Records contained in a dataset:
═══

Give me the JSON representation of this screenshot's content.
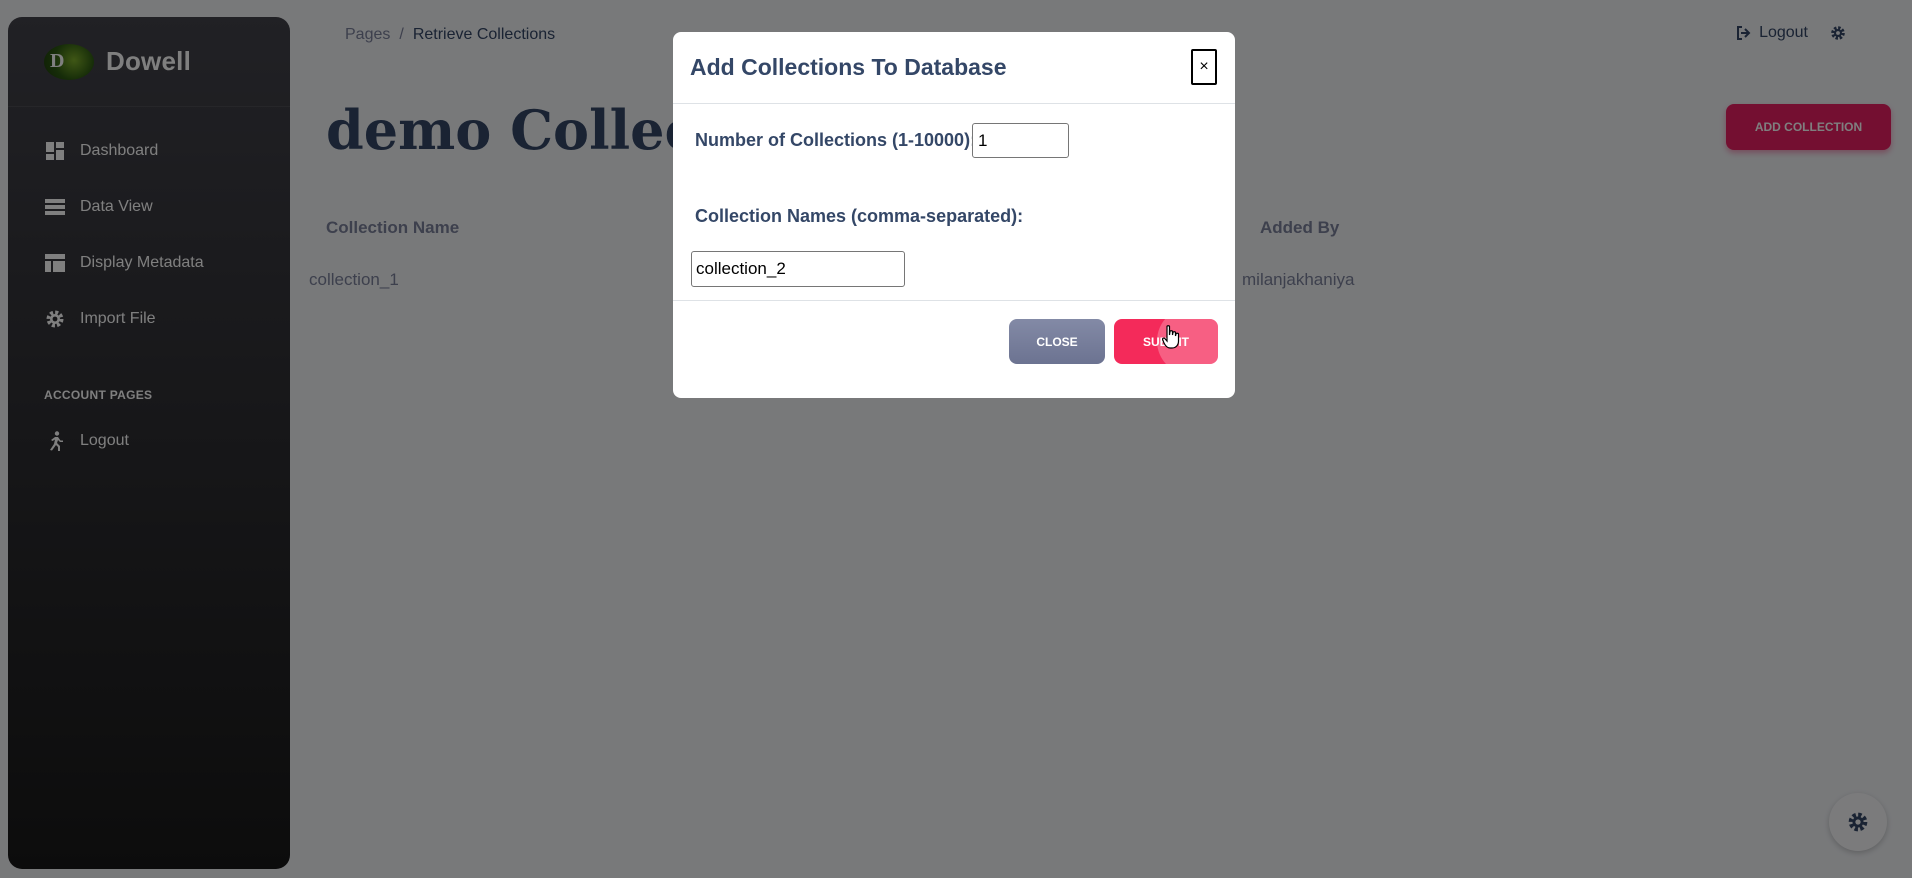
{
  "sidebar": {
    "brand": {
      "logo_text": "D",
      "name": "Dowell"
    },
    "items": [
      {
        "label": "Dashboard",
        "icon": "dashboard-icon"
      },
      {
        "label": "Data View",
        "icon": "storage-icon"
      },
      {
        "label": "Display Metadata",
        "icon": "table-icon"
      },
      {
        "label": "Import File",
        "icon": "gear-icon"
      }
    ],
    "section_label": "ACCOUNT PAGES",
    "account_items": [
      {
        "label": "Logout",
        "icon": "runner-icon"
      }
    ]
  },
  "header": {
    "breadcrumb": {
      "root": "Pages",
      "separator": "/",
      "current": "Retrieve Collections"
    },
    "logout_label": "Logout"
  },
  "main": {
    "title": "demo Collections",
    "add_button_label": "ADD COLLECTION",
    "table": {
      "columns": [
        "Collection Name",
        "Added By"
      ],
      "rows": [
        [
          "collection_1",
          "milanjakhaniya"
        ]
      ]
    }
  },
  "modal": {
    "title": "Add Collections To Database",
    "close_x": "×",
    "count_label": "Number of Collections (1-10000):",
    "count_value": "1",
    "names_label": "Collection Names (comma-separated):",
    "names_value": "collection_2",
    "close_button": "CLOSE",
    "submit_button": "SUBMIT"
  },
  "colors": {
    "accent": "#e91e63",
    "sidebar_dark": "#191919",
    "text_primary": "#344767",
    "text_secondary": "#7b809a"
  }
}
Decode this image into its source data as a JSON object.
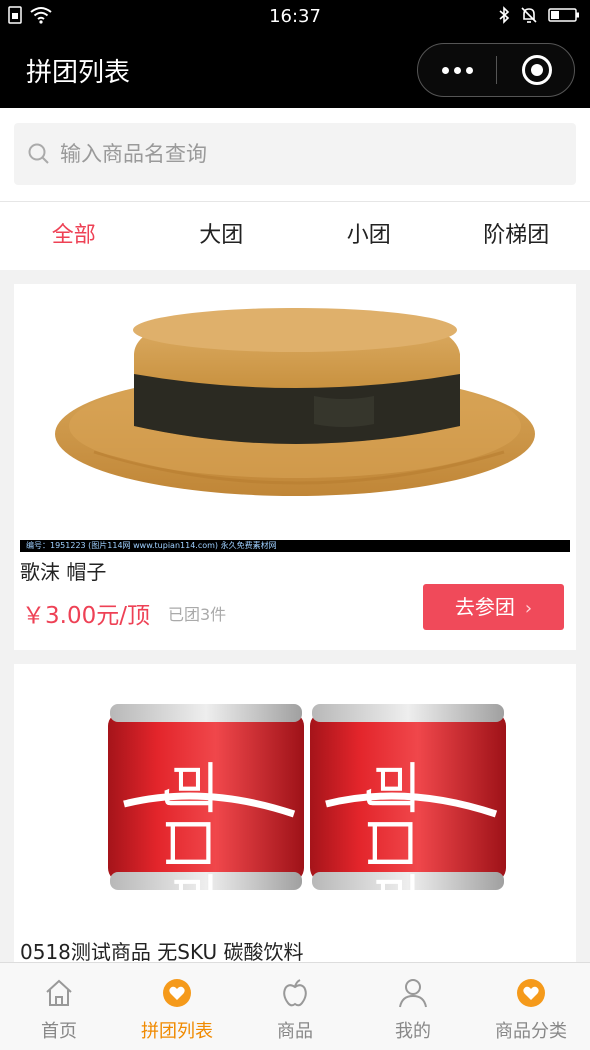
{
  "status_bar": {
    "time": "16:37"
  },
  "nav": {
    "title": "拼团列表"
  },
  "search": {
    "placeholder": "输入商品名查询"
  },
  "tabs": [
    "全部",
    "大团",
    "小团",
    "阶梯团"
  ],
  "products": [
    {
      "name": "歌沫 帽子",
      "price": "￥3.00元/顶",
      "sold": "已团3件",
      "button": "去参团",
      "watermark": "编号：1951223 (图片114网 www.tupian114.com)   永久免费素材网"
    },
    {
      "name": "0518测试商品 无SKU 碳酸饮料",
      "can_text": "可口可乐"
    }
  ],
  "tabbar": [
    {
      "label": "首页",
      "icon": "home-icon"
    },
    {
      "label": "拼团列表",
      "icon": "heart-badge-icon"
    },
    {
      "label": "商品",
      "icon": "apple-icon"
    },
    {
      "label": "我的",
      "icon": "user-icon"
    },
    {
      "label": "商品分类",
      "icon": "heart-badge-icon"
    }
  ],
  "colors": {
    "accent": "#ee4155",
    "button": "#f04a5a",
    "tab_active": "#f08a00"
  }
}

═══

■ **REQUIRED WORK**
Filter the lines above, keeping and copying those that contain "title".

■ **WRITTEN RESPONSE**
    "title": "demo Collections",
    "title": "Add Collections To Database",
    "title": "拼团列表"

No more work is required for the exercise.